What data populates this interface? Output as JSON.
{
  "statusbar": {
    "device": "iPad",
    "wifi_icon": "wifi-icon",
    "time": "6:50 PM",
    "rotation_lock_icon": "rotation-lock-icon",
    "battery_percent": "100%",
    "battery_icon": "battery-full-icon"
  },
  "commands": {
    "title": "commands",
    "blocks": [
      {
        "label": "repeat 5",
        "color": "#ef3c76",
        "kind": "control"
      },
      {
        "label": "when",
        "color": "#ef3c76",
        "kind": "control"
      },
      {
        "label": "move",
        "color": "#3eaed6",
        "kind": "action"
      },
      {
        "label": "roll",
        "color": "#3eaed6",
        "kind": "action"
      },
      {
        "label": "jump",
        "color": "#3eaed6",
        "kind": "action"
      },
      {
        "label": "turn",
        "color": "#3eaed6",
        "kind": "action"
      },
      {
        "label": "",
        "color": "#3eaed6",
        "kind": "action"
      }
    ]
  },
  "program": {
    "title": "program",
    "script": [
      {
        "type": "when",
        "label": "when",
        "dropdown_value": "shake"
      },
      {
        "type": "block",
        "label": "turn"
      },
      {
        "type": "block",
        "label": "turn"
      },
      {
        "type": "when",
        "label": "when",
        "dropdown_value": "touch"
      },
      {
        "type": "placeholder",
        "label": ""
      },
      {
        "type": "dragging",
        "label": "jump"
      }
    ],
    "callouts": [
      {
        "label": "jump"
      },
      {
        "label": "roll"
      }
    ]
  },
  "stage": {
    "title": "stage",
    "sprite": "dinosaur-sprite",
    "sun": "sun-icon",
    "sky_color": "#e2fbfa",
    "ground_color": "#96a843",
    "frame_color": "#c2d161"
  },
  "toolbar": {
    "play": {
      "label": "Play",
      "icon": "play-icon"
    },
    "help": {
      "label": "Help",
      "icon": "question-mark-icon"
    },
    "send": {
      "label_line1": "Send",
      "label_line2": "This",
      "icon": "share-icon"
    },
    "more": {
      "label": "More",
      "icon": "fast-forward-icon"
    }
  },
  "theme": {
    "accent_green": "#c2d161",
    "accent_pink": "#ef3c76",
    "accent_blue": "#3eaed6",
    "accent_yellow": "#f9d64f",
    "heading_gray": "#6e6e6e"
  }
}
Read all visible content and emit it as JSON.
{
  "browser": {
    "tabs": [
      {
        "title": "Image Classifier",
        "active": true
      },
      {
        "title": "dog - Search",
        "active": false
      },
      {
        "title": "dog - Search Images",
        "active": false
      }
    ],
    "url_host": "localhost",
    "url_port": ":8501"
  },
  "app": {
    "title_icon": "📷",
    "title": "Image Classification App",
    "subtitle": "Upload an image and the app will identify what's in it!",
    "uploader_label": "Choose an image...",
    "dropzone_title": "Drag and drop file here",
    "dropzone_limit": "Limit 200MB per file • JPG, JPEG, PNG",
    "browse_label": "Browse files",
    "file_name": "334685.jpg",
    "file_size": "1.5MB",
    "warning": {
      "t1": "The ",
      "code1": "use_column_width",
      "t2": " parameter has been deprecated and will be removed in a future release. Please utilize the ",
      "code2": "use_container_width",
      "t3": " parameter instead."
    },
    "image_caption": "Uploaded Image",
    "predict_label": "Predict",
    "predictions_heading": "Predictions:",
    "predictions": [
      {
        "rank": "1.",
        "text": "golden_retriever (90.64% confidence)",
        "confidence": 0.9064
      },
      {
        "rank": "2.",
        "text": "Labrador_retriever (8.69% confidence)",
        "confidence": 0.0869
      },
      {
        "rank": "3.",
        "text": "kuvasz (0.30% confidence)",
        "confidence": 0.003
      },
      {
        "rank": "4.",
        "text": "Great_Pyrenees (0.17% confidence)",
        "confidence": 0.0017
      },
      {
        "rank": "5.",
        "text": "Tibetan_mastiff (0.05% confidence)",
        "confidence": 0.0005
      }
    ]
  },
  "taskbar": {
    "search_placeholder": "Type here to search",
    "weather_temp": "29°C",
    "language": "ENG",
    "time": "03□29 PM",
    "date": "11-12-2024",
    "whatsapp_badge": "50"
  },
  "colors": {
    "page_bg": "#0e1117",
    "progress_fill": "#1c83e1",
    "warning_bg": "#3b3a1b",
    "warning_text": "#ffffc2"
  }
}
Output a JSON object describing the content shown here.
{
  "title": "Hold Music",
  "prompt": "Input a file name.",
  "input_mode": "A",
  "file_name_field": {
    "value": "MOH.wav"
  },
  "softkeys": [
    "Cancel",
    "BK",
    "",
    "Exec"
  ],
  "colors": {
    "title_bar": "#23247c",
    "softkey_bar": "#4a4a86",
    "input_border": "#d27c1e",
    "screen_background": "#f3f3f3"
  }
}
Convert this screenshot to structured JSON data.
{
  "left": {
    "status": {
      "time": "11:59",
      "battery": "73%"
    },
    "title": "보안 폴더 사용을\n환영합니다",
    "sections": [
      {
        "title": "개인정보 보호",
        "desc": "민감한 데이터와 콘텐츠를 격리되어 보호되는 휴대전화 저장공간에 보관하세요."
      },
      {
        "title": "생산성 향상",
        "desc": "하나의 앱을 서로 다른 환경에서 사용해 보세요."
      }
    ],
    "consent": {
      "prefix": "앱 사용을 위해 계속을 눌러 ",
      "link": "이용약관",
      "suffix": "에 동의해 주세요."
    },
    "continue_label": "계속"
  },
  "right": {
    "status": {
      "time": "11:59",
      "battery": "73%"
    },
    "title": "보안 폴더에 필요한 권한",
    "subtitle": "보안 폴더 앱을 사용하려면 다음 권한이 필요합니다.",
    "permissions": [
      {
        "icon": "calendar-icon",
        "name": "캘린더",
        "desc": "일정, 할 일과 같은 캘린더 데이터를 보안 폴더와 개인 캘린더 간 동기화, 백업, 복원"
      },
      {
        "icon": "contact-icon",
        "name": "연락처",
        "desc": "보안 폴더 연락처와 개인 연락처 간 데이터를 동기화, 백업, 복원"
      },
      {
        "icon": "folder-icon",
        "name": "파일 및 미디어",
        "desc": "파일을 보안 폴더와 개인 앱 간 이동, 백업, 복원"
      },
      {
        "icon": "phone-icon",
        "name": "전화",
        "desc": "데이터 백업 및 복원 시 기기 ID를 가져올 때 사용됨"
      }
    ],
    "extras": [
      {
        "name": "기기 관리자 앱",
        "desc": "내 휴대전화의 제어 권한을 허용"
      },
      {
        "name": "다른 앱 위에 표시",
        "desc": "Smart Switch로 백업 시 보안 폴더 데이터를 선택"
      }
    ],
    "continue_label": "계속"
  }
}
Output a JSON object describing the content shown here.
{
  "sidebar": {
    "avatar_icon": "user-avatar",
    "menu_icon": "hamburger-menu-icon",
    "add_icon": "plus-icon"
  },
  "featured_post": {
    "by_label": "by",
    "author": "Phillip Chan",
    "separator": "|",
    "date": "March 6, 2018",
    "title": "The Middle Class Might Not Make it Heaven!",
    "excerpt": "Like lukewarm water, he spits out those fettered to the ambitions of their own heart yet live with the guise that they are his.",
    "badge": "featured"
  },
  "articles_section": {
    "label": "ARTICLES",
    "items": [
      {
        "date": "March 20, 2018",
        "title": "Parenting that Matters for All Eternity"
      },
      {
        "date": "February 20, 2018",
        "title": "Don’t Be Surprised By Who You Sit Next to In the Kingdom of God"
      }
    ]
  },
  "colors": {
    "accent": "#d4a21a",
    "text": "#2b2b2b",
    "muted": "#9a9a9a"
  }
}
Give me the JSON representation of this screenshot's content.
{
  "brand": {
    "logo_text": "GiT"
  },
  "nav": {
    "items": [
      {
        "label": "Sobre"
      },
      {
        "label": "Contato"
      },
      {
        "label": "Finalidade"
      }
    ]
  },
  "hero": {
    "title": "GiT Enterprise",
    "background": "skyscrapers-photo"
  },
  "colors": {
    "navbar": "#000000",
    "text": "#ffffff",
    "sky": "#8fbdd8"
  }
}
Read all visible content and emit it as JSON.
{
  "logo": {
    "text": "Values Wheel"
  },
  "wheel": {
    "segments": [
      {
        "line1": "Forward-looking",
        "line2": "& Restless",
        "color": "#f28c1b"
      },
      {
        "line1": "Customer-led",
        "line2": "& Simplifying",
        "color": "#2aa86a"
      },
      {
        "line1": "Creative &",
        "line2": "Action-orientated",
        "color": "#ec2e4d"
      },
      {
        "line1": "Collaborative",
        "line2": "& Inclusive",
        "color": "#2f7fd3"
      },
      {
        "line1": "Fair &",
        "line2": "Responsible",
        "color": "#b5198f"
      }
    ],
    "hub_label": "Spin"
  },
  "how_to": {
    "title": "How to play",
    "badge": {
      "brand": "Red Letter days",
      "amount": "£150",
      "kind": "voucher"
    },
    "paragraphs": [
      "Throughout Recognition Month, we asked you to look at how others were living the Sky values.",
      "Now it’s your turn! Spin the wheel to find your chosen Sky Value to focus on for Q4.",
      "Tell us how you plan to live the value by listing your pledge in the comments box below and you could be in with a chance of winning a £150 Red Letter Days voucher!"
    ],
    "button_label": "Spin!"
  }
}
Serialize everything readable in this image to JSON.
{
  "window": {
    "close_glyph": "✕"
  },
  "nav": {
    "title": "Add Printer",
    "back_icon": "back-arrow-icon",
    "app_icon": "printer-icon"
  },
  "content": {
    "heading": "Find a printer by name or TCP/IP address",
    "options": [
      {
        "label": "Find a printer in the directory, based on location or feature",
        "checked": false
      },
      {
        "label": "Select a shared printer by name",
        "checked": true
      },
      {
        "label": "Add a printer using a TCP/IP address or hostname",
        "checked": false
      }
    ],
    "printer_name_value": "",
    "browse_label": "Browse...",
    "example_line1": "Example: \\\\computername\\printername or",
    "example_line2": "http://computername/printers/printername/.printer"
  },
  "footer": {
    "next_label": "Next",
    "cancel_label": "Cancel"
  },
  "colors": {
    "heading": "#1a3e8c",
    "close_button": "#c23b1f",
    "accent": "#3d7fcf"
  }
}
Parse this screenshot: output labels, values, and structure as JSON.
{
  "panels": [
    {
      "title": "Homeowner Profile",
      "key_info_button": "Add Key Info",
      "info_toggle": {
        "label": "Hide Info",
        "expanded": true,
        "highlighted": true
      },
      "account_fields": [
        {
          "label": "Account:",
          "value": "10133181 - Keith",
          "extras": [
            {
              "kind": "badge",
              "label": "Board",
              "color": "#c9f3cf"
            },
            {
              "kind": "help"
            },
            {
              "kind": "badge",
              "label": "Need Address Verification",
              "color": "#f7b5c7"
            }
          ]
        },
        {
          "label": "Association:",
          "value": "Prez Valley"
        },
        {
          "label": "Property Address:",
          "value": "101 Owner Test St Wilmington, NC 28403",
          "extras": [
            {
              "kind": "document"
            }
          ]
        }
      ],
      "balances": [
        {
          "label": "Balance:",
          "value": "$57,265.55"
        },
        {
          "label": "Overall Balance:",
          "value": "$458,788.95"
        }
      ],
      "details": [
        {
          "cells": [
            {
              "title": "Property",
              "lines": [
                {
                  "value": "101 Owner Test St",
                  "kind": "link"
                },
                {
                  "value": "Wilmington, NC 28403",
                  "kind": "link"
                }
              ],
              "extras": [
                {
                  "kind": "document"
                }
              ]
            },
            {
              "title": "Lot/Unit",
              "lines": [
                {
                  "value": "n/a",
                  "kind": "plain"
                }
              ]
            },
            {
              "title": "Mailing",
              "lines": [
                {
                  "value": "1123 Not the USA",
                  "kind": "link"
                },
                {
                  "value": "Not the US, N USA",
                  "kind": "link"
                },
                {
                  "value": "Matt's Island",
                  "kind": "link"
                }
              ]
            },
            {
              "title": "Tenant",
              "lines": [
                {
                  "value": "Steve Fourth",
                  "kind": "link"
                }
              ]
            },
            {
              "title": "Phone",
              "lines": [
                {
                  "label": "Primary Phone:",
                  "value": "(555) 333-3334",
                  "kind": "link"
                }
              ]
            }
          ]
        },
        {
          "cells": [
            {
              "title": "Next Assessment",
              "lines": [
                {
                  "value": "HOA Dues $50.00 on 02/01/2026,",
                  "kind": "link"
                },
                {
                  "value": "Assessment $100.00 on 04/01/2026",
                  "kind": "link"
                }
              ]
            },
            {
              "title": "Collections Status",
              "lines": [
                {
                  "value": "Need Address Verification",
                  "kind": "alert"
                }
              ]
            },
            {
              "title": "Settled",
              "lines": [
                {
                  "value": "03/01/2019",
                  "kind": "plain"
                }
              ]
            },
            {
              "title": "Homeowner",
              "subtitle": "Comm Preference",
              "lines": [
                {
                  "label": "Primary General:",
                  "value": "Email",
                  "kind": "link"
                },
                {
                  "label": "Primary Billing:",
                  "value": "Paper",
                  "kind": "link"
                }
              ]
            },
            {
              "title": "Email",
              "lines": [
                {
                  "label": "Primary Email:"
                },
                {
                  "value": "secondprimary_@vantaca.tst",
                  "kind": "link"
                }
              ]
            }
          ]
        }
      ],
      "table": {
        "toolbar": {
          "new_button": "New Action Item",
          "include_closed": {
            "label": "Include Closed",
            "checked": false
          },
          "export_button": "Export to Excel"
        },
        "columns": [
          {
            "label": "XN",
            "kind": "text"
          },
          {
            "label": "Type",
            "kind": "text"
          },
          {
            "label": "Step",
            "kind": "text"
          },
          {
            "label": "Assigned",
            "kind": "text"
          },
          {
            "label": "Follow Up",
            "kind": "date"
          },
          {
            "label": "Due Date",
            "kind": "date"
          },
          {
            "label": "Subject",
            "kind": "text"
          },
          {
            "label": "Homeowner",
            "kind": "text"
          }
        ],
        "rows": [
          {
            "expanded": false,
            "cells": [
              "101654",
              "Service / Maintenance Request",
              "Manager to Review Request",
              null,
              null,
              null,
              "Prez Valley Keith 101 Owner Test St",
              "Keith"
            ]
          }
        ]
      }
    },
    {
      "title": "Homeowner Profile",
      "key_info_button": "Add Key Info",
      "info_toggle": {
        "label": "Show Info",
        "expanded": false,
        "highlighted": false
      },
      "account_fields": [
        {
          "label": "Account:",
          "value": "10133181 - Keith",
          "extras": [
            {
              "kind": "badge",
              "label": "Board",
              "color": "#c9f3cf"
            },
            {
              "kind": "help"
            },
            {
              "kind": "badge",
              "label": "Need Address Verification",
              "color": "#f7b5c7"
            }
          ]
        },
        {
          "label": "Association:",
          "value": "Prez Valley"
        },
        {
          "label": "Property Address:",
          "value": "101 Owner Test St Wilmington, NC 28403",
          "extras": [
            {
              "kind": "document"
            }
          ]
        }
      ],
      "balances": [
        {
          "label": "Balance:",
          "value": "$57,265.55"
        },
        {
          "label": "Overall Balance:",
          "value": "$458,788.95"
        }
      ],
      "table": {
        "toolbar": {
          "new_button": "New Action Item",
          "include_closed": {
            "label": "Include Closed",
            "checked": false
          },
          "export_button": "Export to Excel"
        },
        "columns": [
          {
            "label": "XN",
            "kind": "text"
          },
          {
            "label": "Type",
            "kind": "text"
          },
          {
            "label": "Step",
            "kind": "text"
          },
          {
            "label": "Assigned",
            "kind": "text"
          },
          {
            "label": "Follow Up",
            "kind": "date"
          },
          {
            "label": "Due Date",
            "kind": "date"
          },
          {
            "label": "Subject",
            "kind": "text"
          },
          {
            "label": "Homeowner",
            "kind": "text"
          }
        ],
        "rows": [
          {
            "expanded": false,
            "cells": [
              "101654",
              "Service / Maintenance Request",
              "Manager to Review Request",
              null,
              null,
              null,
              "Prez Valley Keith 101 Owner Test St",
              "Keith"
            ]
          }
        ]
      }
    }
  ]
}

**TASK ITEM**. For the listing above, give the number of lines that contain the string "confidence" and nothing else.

**COMPLETED TASK**. 10